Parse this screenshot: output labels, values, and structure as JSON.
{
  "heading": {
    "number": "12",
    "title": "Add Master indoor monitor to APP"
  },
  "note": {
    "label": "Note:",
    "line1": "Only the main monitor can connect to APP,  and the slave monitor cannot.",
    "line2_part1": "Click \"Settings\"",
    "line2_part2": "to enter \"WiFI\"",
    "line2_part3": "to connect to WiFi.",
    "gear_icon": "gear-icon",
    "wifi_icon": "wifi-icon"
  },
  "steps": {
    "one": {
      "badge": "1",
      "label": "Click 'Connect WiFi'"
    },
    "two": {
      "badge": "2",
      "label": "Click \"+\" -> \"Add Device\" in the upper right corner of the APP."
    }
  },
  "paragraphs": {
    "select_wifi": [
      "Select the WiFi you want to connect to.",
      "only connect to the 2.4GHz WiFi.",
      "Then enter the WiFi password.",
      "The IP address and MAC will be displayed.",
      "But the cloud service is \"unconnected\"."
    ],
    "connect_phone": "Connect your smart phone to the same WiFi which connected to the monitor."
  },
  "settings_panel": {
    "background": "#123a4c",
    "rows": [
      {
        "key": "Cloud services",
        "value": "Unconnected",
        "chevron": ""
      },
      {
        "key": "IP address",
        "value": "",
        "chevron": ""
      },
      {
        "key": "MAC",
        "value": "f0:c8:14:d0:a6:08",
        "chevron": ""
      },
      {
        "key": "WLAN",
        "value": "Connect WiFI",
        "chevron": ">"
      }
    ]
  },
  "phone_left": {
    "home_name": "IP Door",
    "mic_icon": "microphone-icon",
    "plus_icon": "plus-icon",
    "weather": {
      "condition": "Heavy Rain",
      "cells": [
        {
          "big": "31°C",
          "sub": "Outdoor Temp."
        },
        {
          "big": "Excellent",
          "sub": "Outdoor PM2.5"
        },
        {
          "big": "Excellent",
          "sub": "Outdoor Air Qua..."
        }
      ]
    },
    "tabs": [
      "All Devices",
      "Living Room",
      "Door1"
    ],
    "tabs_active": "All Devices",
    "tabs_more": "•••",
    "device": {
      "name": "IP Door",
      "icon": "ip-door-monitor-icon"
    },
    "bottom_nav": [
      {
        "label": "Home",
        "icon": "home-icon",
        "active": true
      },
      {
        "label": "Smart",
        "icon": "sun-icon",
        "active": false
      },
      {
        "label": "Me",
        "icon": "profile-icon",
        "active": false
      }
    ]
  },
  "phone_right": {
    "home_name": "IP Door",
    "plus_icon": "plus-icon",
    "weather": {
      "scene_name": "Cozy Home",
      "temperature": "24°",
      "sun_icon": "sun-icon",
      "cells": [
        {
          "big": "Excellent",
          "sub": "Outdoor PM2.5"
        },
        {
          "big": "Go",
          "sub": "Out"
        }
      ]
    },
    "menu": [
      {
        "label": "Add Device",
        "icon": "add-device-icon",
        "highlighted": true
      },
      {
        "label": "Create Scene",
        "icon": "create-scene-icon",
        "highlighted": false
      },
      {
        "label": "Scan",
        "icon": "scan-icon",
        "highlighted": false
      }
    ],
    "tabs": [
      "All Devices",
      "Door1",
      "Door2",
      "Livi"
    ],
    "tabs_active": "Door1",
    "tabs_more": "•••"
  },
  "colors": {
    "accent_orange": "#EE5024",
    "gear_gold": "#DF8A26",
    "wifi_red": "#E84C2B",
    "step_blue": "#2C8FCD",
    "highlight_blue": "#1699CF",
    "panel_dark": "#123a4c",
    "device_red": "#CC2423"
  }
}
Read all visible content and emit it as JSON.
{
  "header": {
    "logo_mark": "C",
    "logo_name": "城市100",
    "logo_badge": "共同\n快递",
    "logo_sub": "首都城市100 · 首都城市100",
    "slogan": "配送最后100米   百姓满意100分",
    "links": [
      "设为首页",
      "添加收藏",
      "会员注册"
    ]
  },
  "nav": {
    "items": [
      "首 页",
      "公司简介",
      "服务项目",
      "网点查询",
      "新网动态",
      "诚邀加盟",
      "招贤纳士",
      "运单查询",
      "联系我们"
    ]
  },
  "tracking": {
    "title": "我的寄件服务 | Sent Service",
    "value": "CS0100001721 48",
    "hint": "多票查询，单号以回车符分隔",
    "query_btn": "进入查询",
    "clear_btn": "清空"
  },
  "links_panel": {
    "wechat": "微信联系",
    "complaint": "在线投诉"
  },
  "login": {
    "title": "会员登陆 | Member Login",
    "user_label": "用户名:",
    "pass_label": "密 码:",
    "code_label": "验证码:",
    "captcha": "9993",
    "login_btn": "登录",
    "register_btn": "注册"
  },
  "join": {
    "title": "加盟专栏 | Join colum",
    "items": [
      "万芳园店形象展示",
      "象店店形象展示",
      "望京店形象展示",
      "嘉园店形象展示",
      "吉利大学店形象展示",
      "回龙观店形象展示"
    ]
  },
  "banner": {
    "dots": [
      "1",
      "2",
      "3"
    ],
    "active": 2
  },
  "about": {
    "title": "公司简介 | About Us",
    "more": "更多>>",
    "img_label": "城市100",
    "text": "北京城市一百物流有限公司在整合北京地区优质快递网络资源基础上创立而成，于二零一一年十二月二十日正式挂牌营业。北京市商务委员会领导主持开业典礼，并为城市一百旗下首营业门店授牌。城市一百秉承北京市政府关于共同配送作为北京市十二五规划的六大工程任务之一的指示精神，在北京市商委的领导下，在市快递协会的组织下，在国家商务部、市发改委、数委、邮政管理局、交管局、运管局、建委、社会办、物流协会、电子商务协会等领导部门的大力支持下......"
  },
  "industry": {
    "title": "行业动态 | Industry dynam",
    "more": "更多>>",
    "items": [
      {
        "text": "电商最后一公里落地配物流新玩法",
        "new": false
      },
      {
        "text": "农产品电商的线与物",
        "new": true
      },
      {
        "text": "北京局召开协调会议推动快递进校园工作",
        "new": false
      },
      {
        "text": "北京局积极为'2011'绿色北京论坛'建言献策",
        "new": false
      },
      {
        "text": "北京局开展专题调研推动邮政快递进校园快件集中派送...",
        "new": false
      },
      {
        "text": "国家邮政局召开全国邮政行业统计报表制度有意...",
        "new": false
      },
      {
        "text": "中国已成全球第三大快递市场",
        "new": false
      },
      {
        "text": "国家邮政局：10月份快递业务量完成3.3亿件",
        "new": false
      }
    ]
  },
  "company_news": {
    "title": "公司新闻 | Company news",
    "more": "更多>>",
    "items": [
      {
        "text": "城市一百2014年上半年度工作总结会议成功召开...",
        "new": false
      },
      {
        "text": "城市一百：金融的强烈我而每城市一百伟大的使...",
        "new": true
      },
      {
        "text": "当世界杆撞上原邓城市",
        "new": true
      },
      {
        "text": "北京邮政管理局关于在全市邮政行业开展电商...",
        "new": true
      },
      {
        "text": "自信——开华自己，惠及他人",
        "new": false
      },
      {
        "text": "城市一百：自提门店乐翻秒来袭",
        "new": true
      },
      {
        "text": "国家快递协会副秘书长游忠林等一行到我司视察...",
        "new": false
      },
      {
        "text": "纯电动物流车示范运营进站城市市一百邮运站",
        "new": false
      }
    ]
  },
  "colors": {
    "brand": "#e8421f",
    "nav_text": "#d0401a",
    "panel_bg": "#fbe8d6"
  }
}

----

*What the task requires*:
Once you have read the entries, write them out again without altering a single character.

*Reply*:
Parse this screenshot: output labels, values, and structure as JSON.
{
  "heading": {
    "number": "12",
    "title": "Add Master indoor monitor to APP"
  },
  "note": {
    "label": "Note:",
    "line1": "Only the main monitor can connect to APP,  and the slave monitor cannot.",
    "line2_part1": "Click \"Settings\"",
    "line2_part2": "to enter \"WiFI\"",
    "line2_part3": "to connect to WiFi.",
    "gear_icon": "gear-icon",
    "wifi_icon": "wifi-icon"
  },
  "steps": {
    "one": {
      "badge": "1",
      "label": "Click 'Connect WiFi'"
    },
    "two": {
      "badge": "2",
      "label": "Click \"+\" -> \"Add Device\" in the upper right corner of the APP."
    }
  },
  "paragraphs": {
    "select_wifi": [
      "Select the WiFi you want to connect to.",
      "only connect to the 2.4GHz WiFi.",
      "Then enter the WiFi password.",
      "The IP address and MAC will be displayed.",
      "But the cloud service is \"unconnected\"."
    ],
    "connect_phone": "Connect your smart phone to the same WiFi which connected to the monitor."
  },
  "settings_panel": {
    "background": "#123a4c",
    "rows": [
      {
        "key": "Cloud services",
        "value": "Unconnected",
        "chevron": ""
      },
      {
        "key": "IP address",
        "value": "",
        "chevron": ""
      },
      {
        "key": "MAC",
        "value": "f0:c8:14:d0:a6:08",
        "chevron": ""
      },
      {
        "key": "WLAN",
        "value": "Connect WiFI",
        "chevron": ">"
      }
    ]
  },
  "phone_left": {
    "home_name": "IP Door",
    "mic_icon": "microphone-icon",
    "plus_icon": "plus-icon",
    "weather": {
      "condition": "Heavy Rain",
      "cells": [
        {
          "big": "31°C",
          "sub": "Outdoor Temp."
        },
        {
          "big": "Excellent",
          "sub": "Outdoor PM2.5"
        },
        {
          "big": "Excellent",
          "sub": "Outdoor Air Qua..."
        }
      ]
    },
    "tabs": [
      "All Devices",
      "Living Room",
      "Door1"
    ],
    "tabs_active": "All Devices",
    "tabs_more": "•••",
    "device": {
      "name": "IP Door",
      "icon": "ip-door-monitor-icon"
    },
    "bottom_nav": [
      {
        "label": "Home",
        "icon": "home-icon",
        "active": true
      },
      {
        "label": "Smart",
        "icon": "sun-icon",
        "active": false
      },
      {
        "label": "Me",
        "icon": "profile-icon",
        "active": false
      }
    ]
  },
  "phone_right": {
    "home_name": "IP Door",
    "plus_icon": "plus-icon",
    "weather": {
      "scene_name": "Cozy Home",
      "temperature": "24°",
      "sun_icon": "sun-icon",
      "cells": [
        {
          "big": "Excellent",
          "sub": "Outdoor PM2.5"
        },
        {
          "big": "Go",
          "sub": "Out"
        }
      ]
    },
    "menu": [
      {
        "label": "Add Device",
        "icon": "add-device-icon",
        "highlighted": true
      },
      {
        "label": "Create Scene",
        "icon": "create-scene-icon",
        "highlighted": false
      },
      {
        "label": "Scan",
        "icon": "scan-icon",
        "highlighted": false
      }
    ],
    "tabs": [
      "All Devices",
      "Door1",
      "Door2",
      "Livi"
    ],
    "tabs_active": "Door1",
    "tabs_more": "•••"
  },
  "colors": {
    "accent_orange": "#EE5024",
    "gear_gold": "#DF8A26",
    "wifi_red": "#E84C2B",
    "step_blue": "#2C8FCD",
    "highlight_blue": "#1699CF",
    "panel_dark": "#123a4c",
    "device_red": "#CC2423"
  }
}
Read all visible content and emit it as JSON.
{
  "header": {
    "logo_mark": "C",
    "logo_name": "城市100",
    "logo_badge": "共同\n快递",
    "logo_sub": "首都城市100 · 首都城市100",
    "slogan": "配送最后100米   百姓满意100分",
    "links": [
      "设为首页",
      "添加收藏",
      "会员注册"
    ]
  },
  "nav": {
    "items": [
      "首 页",
      "公司简介",
      "服务项目",
      "网点查询",
      "新网动态",
      "诚邀加盟",
      "招贤纳士",
      "运单查询",
      "联系我们"
    ]
  },
  "tracking": {
    "title": "我的寄件服务 | Sent Service",
    "value": "CS0100001721 48",
    "hint": "多票查询，单号以回车符分隔",
    "query_btn": "进入查询",
    "clear_btn": "清空"
  },
  "links_panel": {
    "wechat": "微信联系",
    "complaint": "在线投诉"
  },
  "login": {
    "title": "会员登陆 | Member Login",
    "user_label": "用户名:",
    "pass_label": "密 码:",
    "code_label": "验证码:",
    "captcha": "9993",
    "login_btn": "登录",
    "register_btn": "注册"
  },
  "join": {
    "title": "加盟专栏 | Join colum",
    "items": [
      "万芳园店形象展示",
      "象店店形象展示",
      "望京店形象展示",
      "嘉园店形象展示",
      "吉利大学店形象展示",
      "回龙观店形象展示"
    ]
  },
  "banner": {
    "dots": [
      "1",
      "2",
      "3"
    ],
    "active": 2
  },
  "about": {
    "title": "公司简介 | About Us",
    "more": "更多>>",
    "img_label": "城市100",
    "text": "北京城市一百物流有限公司在整合北京地区优质快递网络资源基础上创立而成，于二零一一年十二月二十日正式挂牌营业。北京市商务委员会领导主持开业典礼，并为城市一百旗下首营业门店授牌。城市一百秉承北京市政府关于共同配送作为北京市十二五规划的六大工程任务之一的指示精神，在北京市商委的领导下，在市快递协会的组织下，在国家商务部、市发改委、数委、邮政管理局、交管局、运管局、建委、社会办、物流协会、电子商务协会等领导部门的大力支持下......"
  },
  "industry": {
    "title": "行业动态 | Industry dynam",
    "more": "更多>>",
    "items": [
      {
        "text": "电商最后一公里落地配物流新玩法",
        "new": false
      },
      {
        "text": "农产品电商的线与物",
        "new": true
      },
      {
        "text": "北京局召开协调会议推动快递进校园工作",
        "new": false
      },
      {
        "text": "北京局积极为'2011'绿色北京论坛'建言献策",
        "new": false
      },
      {
        "text": "北京局开展专题调研推动邮政快递进校园快件集中派送...",
        "new": false
      },
      {
        "text": "国家邮政局召开全国邮政行业统计报表制度有意...",
        "new": false
      },
      {
        "text": "中国已成全球第三大快递市场",
        "new": false
      },
      {
        "text": "国家邮政局：10月份快递业务量完成3.3亿件",
        "new": false
      }
    ]
  },
  "company_news": {
    "title": "公司新闻 | Company news",
    "more": "更多>>",
    "items": [
      {
        "text": "城市一百2014年上半年度工作总结会议成功召开...",
        "new": false
      },
      {
        "text": "城市一百：金融的强烈我而每城市一百伟大的使...",
        "new": true
      },
      {
        "text": "当世界杆撞上原邓城市",
        "new": true
      },
      {
        "text": "北京邮政管理局关于在全市邮政行业开展电商...",
        "new": true
      },
      {
        "text": "自信——开华自己，惠及他人",
        "new": false
      },
      {
        "text": "城市一百：自提门店乐翻秒来袭",
        "new": true
      },
      {
        "text": "国家快递协会副秘书长游忠林等一行到我司视察...",
        "new": false
      },
      {
        "text": "纯电动物流车示范运营进站城市市一百邮运站",
        "new": false
      }
    ]
  },
  "colors": {
    "brand": "#e8421f",
    "nav_text": "#d0401a",
    "panel_bg": "#fbe8d6"
  }
}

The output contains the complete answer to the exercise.